* HOW TO COMPLETE THIS TASK:
Keep the wording of each record exactly the same when you repeat it, and leave out pictures.

■ ■ ■ ■

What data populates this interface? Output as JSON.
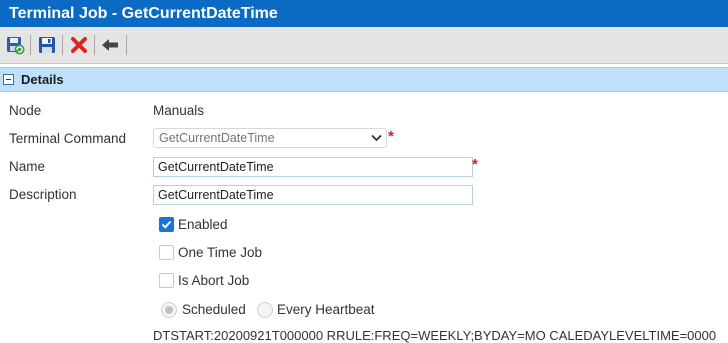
{
  "window": {
    "title": "Terminal Job - GetCurrentDateTime"
  },
  "toolbar": {
    "buttons": [
      {
        "icon": "save-and-new-icon"
      },
      {
        "icon": "save-icon"
      },
      {
        "icon": "delete-icon"
      },
      {
        "icon": "back-icon"
      }
    ]
  },
  "section": {
    "title": "Details"
  },
  "form": {
    "node": {
      "label": "Node",
      "value": "Manuals"
    },
    "terminal_command": {
      "label": "Terminal Command",
      "value": "GetCurrentDateTime",
      "required": "*"
    },
    "name": {
      "label": "Name",
      "value": "GetCurrentDateTime",
      "required": "*"
    },
    "description": {
      "label": "Description",
      "value": "GetCurrentDateTime"
    },
    "enabled": {
      "label": "Enabled",
      "checked": true
    },
    "one_time_job": {
      "label": "One Time Job",
      "checked": false
    },
    "is_abort_job": {
      "label": "Is Abort Job",
      "checked": false
    },
    "schedule_type": {
      "options": [
        "Scheduled",
        "Every Heartbeat"
      ],
      "selected": "Scheduled"
    },
    "schedule_rule": "DTSTART:20200921T000000 RRULE:FREQ=WEEKLY;BYDAY=MO CALEDAYLEVELTIME=0000"
  },
  "colors": {
    "title_bar": "#0b6bc4",
    "section_header": "#bfe0f9",
    "required_marker": "#d21c1c",
    "checkbox_checked": "#1a73d9"
  }
}
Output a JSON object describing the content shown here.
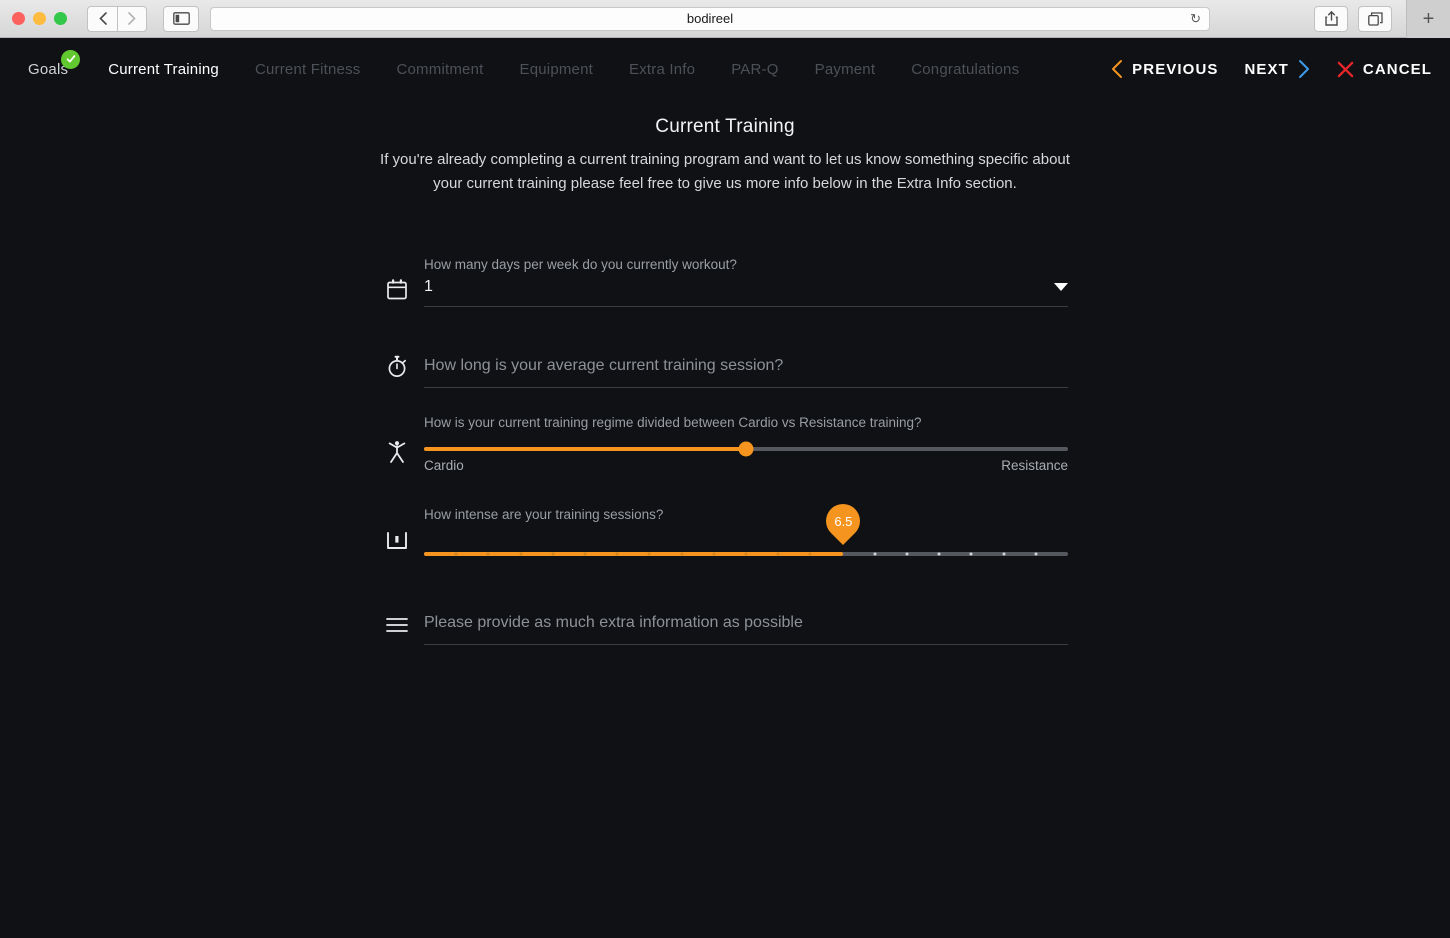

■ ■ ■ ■

* PROBLEM SOLUTION:
What data populates this interface? Output as JSON.
{
  "window": {
    "title": "Terminal Job - GetCurrentDateTime"
  },
  "toolbar": {
    "buttons": [
      {
        "icon": "save-and-new-icon"
      },
      {
        "icon": "save-icon"
      },
      {
        "icon": "delete-icon"
      },
      {
        "icon": "back-icon"
      }
    ]
  },
  "section": {
    "title": "Details"
  },
  "form": {
    "node": {
      "label": "Node",
      "value": "Manuals"
    },
    "terminal_command": {
      "label": "Terminal Command",
      "value": "GetCurrentDateTime",
      "required": "*"
    },
    "name": {
      "label": "Name",
      "value": "GetCurrentDateTime",
      "required": "*"
    },
    "description": {
      "label": "Description",
      "value": "GetCurrentDateTime"
    },
    "enabled": {
      "label": "Enabled",
      "checked": true
    },
    "one_time_job": {
      "label": "One Time Job",
      "checked": false
    },
    "is_abort_job": {
      "label": "Is Abort Job",
      "checked": false
    },
    "schedule_type": {
      "options": [
        "Scheduled",
        "Every Heartbeat"
      ],
      "selected": "Scheduled"
    },
    "schedule_rule": "DTSTART:20200921T000000 RRULE:FREQ=WEEKLY;BYDAY=MO CALEDAYLEVELTIME=0000"
  },
  "colors": {
    "title_bar": "#0b6bc4",
    "section_header": "#bfe0f9",
    "required_marker": "#d21c1c",
    "checkbox_checked": "#1a73d9"
  }
}
Output a JSON object describing the content shown here.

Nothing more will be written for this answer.